The Human Rights Commission of Sri Lanka (HRCSL) has raised concerns over the discrimination of Muslims by local authorities in facilitating commercial activities.
The HRCSL, writing to all Commissioners of local Government Authorities, said it has come to the attention of the Commission that in certain areas, members of the Muslim community who are lawfully engaged in commercial activities have been banned from using public premises for such purposes after the violent attacks of 21 April.
“We are informed that access to such premises (such as kiosks in weekly village fairs) has been denied even though the occupants had duly registered with local authorities and had paid due fees,” the Commission Chairperson Dr. Deepika Udagama wrote.
Such discriminatory action amounts to a violation of Article 12 of the Constitution which guarantees non-discrimination on the basis of religion and also equal protection of the law. It is the function of the Commission under its parent statute, Act. No. 2l of 1996, to investigate and inquire into such allegations.

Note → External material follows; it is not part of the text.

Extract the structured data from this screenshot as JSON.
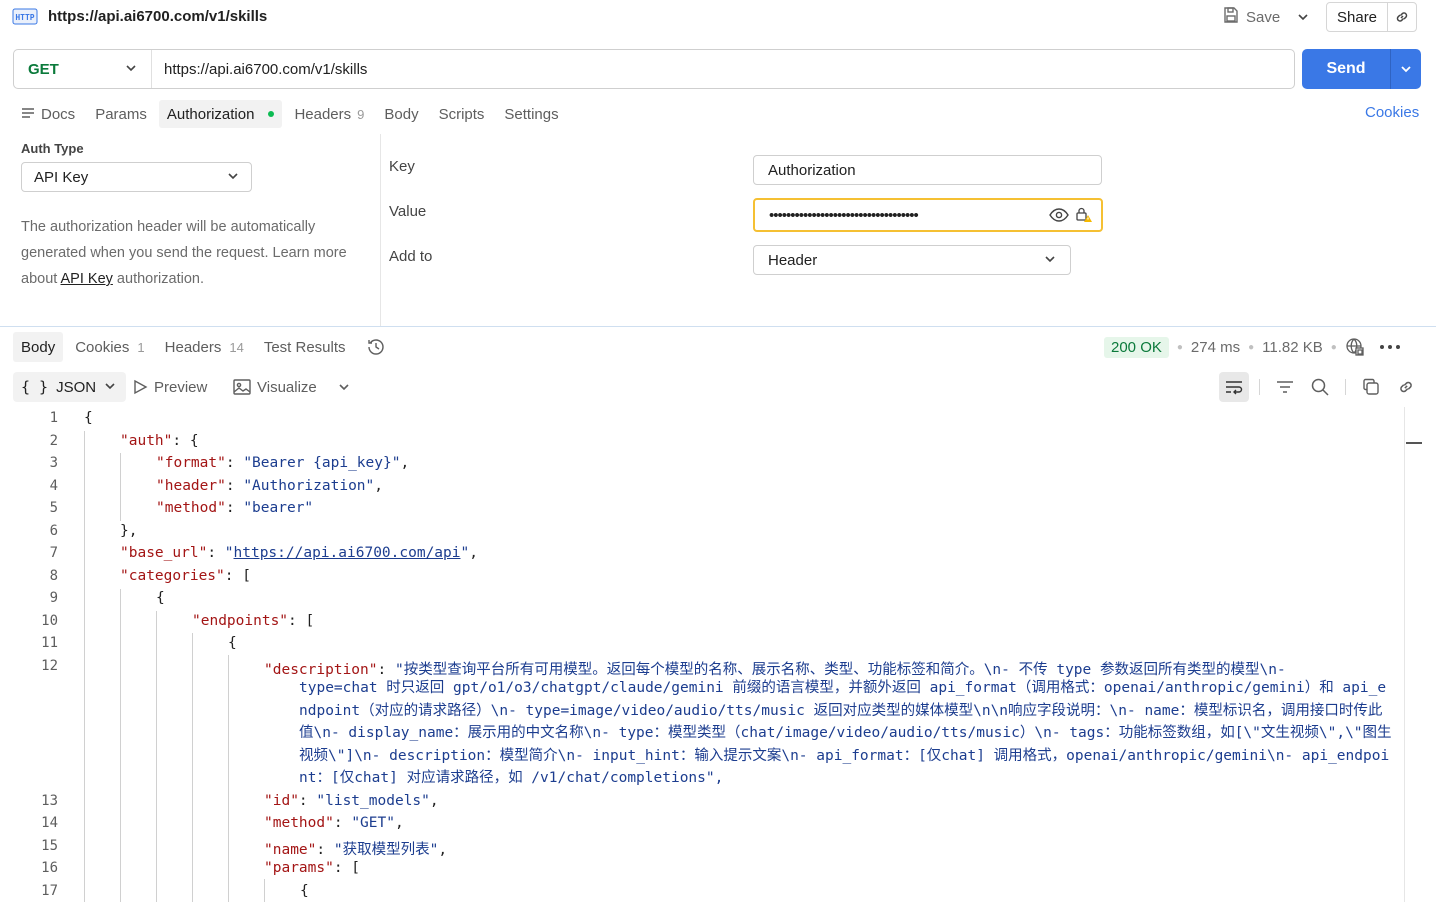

“Therefore, please be good enough to submit a report to the Commission by 10 June (a) on information on any such complaints received and action taken by local authorities coming under your purview and (b) whether you can be satisfied that citizens of all communities residing in your Province enjoy the right to engage in commercial activities without discrimination by local authorities,” the HRCSL has informed the local government authorities.